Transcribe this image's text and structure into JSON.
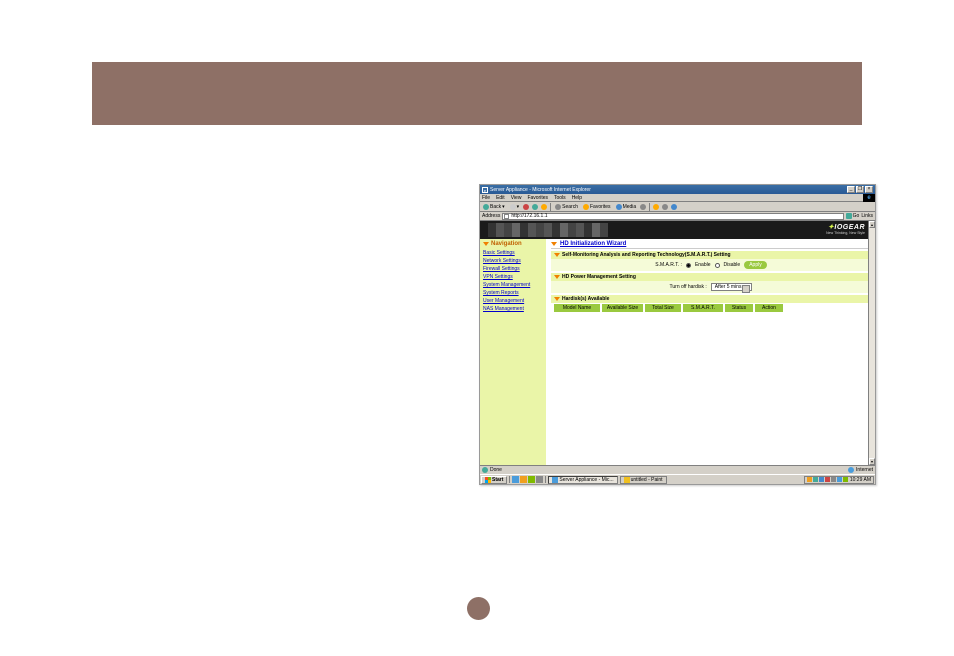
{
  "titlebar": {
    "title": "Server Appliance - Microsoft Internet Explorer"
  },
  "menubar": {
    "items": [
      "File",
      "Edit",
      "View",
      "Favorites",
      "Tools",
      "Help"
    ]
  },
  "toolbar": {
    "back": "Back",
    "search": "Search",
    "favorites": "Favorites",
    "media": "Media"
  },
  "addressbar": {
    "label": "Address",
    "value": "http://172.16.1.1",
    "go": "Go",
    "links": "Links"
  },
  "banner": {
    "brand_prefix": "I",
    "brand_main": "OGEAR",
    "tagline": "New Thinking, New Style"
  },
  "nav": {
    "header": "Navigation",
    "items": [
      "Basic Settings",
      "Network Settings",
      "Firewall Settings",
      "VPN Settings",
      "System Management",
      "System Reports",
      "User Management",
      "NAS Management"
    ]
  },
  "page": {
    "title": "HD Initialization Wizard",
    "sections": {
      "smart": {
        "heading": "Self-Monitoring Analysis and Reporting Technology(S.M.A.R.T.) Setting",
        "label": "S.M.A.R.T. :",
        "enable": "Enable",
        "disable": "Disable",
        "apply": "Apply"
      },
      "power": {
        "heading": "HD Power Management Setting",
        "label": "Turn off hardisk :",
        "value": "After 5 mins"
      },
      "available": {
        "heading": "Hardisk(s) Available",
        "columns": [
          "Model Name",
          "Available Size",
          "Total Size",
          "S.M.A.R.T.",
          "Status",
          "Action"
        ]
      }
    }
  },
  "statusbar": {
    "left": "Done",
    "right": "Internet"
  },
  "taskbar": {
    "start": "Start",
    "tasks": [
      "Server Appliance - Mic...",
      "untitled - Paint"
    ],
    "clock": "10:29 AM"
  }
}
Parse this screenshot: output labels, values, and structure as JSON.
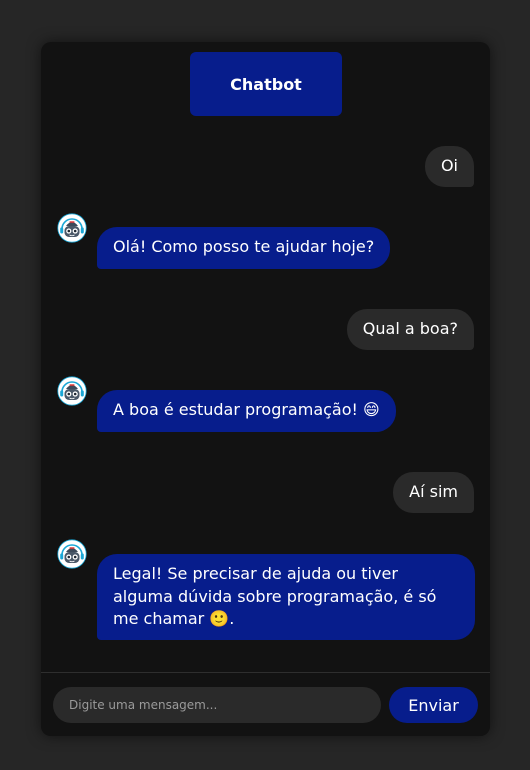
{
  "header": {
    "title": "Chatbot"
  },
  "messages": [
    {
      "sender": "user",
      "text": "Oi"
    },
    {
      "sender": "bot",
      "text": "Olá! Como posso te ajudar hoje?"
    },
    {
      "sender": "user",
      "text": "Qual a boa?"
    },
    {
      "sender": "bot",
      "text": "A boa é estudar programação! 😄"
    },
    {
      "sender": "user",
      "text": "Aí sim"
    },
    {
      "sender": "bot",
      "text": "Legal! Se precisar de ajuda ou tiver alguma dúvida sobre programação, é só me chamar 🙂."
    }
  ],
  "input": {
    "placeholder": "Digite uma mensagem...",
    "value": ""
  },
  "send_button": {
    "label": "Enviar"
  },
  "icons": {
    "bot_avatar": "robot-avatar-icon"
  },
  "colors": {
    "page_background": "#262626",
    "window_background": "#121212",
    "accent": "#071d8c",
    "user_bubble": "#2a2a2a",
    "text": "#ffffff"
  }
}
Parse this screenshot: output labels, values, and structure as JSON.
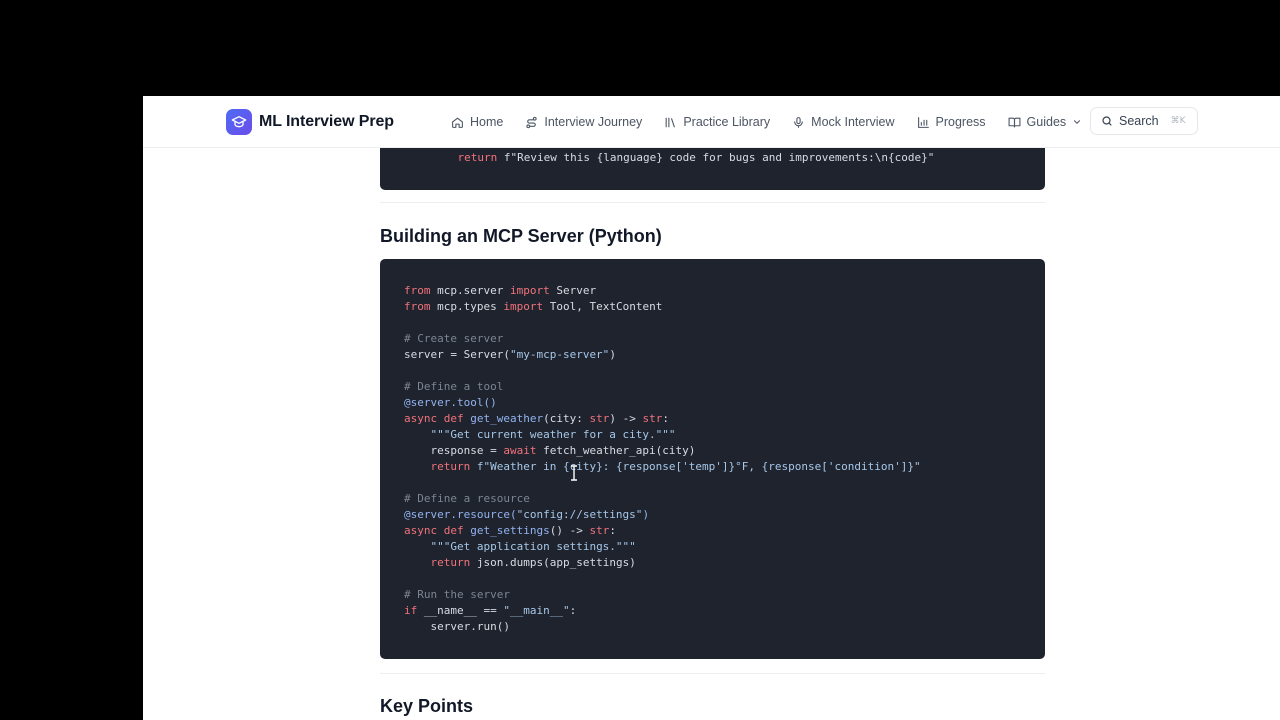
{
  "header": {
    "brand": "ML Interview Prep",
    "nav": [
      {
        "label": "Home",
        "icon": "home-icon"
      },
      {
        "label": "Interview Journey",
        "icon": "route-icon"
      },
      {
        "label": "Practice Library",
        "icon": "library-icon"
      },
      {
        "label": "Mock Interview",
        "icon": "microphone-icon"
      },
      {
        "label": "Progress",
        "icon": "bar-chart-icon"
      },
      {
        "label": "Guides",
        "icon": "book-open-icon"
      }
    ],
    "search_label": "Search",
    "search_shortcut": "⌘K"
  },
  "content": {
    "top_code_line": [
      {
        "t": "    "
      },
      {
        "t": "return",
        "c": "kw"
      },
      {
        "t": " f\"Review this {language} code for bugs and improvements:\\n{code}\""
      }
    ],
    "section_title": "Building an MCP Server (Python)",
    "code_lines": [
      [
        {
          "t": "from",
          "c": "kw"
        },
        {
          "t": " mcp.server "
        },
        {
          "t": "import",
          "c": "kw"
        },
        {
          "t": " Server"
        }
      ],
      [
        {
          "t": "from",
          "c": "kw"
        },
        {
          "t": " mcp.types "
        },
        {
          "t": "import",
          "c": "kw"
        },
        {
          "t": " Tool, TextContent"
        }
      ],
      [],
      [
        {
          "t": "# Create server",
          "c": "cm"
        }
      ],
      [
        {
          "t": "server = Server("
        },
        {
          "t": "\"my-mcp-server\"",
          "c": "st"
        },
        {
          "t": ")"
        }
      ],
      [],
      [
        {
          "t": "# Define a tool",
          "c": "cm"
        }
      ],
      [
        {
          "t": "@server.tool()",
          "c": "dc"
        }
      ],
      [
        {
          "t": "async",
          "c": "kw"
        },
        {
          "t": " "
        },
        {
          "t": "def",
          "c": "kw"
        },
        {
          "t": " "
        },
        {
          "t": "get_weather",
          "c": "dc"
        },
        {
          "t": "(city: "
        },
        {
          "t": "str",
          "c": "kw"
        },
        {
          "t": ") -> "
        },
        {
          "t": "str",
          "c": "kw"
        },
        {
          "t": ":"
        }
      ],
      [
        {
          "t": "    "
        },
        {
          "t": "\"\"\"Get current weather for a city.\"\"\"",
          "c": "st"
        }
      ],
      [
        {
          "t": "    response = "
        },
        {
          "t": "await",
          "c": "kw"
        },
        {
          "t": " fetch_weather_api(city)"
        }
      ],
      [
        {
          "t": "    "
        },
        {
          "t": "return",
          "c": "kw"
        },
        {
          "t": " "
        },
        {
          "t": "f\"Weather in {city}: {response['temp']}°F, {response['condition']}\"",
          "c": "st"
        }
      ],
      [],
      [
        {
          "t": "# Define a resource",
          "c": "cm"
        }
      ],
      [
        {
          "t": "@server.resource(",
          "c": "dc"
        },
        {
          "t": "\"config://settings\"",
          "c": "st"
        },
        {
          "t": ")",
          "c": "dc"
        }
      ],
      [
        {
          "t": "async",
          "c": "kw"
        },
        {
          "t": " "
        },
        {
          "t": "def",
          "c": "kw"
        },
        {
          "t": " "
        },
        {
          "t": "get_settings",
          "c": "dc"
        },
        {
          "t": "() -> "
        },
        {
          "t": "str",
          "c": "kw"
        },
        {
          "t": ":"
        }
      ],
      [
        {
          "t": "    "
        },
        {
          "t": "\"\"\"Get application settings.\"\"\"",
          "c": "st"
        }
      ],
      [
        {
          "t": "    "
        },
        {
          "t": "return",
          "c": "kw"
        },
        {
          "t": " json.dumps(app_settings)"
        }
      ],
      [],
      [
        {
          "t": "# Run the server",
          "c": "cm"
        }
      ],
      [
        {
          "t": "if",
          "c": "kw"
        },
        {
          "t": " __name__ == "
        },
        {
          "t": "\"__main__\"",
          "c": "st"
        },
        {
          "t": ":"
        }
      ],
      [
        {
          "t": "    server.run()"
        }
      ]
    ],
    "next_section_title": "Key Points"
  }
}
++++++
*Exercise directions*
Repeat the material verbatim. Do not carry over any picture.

*Task result*
Transcribe this image's text and structure into JSON.
{
  "titlebar": {
    "title": "Server Appliance - Microsoft Internet Explorer"
  },
  "menubar": {
    "items": [
      "File",
      "Edit",
      "View",
      "Favorites",
      "Tools",
      "Help"
    ]
  },
  "toolbar": {
    "back": "Back",
    "search": "Search",
    "favorites": "Favorites",
    "media": "Media"
  },
  "addressbar": {
    "label": "Address",
    "value": "http://172.16.1.1",
    "go": "Go",
    "links": "Links"
  },
  "banner": {
    "brand_prefix": "I",
    "brand_main": "OGEAR",
    "tagline": "New Thinking, New Style"
  },
  "nav": {
    "header": "Navigation",
    "items": [
      "Basic Settings",
      "Network Settings",
      "Firewall Settings",
      "VPN Settings",
      "System Management",
      "System Reports",
      "User Management",
      "NAS Management"
    ]
  },
  "page": {
    "title": "HD Initialization Wizard",
    "sections": {
      "smart": {
        "heading": "Self-Monitoring Analysis and Reporting Technology(S.M.A.R.T.) Setting",
        "label": "S.M.A.R.T. :",
        "enable": "Enable",
        "disable": "Disable",
        "apply": "Apply"
      },
      "power": {
        "heading": "HD Power Management Setting",
        "label": "Turn off hardisk :",
        "value": "After 5 mins"
      },
      "available": {
        "heading": "Hardisk(s) Available",
        "columns": [
          "Model Name",
          "Available Size",
          "Total Size",
          "S.M.A.R.T.",
          "Status",
          "Action"
        ]
      }
    }
  },
  "statusbar": {
    "left": "Done",
    "right": "Internet"
  },
  "taskbar": {
    "start": "Start",
    "tasks": [
      "Server Appliance - Mic...",
      "untitled - Paint"
    ],
    "clock": "10:29 AM"
  }
}
Parse this screenshot: output labels, values, and structure as JSON.
{
  "header": {
    "title": "Chatbot"
  },
  "messages": [
    {
      "sender": "user",
      "text": "Oi"
    },
    {
      "sender": "bot",
      "text": "Olá! Como posso te ajudar hoje?"
    },
    {
      "sender": "user",
      "text": "Qual a boa?"
    },
    {
      "sender": "bot",
      "text": "A boa é estudar programação! 😄"
    },
    {
      "sender": "user",
      "text": "Aí sim"
    },
    {
      "sender": "bot",
      "text": "Legal! Se precisar de ajuda ou tiver alguma dúvida sobre programação, é só me chamar 🙂."
    }
  ],
  "input": {
    "placeholder": "Digite uma mensagem...",
    "value": ""
  },
  "send_button": {
    "label": "Enviar"
  },
  "icons": {
    "bot_avatar": "robot-avatar-icon"
  },
  "colors": {
    "page_background": "#262626",
    "window_background": "#121212",
    "accent": "#071d8c",
    "user_bubble": "#2a2a2a",
    "text": "#ffffff"
  }
}
Parse this screenshot: output labels, values, and structure as JSON.
{
  "header": {
    "brand": "ML Interview Prep",
    "nav": [
      {
        "label": "Home",
        "icon": "home-icon"
      },
      {
        "label": "Interview Journey",
        "icon": "route-icon"
      },
      {
        "label": "Practice Library",
        "icon": "library-icon"
      },
      {
        "label": "Mock Interview",
        "icon": "microphone-icon"
      },
      {
        "label": "Progress",
        "icon": "bar-chart-icon"
      },
      {
        "label": "Guides",
        "icon": "book-open-icon"
      }
    ],
    "search_label": "Search",
    "search_shortcut": "⌘K"
  },
  "content": {
    "top_code_line": [
      {
        "t": "    "
      },
      {
        "t": "return",
        "c": "kw"
      },
      {
        "t": " f\"Review this {language} code for bugs and improvements:\\n{code}\""
      }
    ],
    "section_title": "Building an MCP Server (Python)",
    "code_lines": [
      [
        {
          "t": "from",
          "c": "kw"
        },
        {
          "t": " mcp.server "
        },
        {
          "t": "import",
          "c": "kw"
        },
        {
          "t": " Server"
        }
      ],
      [
        {
          "t": "from",
          "c": "kw"
        },
        {
          "t": " mcp.types "
        },
        {
          "t": "import",
          "c": "kw"
        },
        {
          "t": " Tool, TextContent"
        }
      ],
      [],
      [
        {
          "t": "# Create server",
          "c": "cm"
        }
      ],
      [
        {
          "t": "server = Server("
        },
        {
          "t": "\"my-mcp-server\"",
          "c": "st"
        },
        {
          "t": ")"
        }
      ],
      [],
      [
        {
          "t": "# Define a tool",
          "c": "cm"
        }
      ],
      [
        {
          "t": "@server.tool()",
          "c": "dc"
        }
      ],
      [
        {
          "t": "async",
          "c": "kw"
        },
        {
          "t": " "
        },
        {
          "t": "def",
          "c": "kw"
        },
        {
          "t": " "
        },
        {
          "t": "get_weather",
          "c": "dc"
        },
        {
          "t": "(city: "
        },
        {
          "t": "str",
          "c": "kw"
        },
        {
          "t": ") -> "
        },
        {
          "t": "str",
          "c": "kw"
        },
        {
          "t": ":"
        }
      ],
      [
        {
          "t": "    "
        },
        {
          "t": "\"\"\"Get current weather for a city.\"\"\"",
          "c": "st"
        }
      ],
      [
        {
          "t": "    response = "
        },
        {
          "t": "await",
          "c": "kw"
        },
        {
          "t": " fetch_weather_api(city)"
        }
      ],
      [
        {
          "t": "    "
        },
        {
          "t": "return",
          "c": "kw"
        },
        {
          "t": " "
        },
        {
          "t": "f\"Weather in {city}: {response['temp']}°F, {response['condition']}\"",
          "c": "st"
        }
      ],
      [],
      [
        {
          "t": "# Define a resource",
          "c": "cm"
        }
      ],
      [
        {
          "t": "@server.resource(",
          "c": "dc"
        },
        {
          "t": "\"config://settings\"",
          "c": "st"
        },
        {
          "t": ")",
          "c": "dc"
        }
      ],
      [
        {
          "t": "async",
          "c": "kw"
        },
        {
          "t": " "
        },
        {
          "t": "def",
          "c": "kw"
        },
        {
          "t": " "
        },
        {
          "t": "get_settings",
          "c": "dc"
        },
        {
          "t": "() -> "
        },
        {
          "t": "str",
          "c": "kw"
        },
        {
          "t": ":"
        }
      ],
      [
        {
          "t": "    "
        },
        {
          "t": "\"\"\"Get application settings.\"\"\"",
          "c": "st"
        }
      ],
      [
        {
          "t": "    "
        },
        {
          "t": "return",
          "c": "kw"
        },
        {
          "t": " json.dumps(app_settings)"
        }
      ],
      [],
      [
        {
          "t": "# Run the server",
          "c": "cm"
        }
      ],
      [
        {
          "t": "if",
          "c": "kw"
        },
        {
          "t": " __name__ == "
        },
        {
          "t": "\"__main__\"",
          "c": "st"
        },
        {
          "t": ":"
        }
      ],
      [
        {
          "t": "    server.run()"
        }
      ]
    ],
    "next_section_title": "Key Points"
  }
}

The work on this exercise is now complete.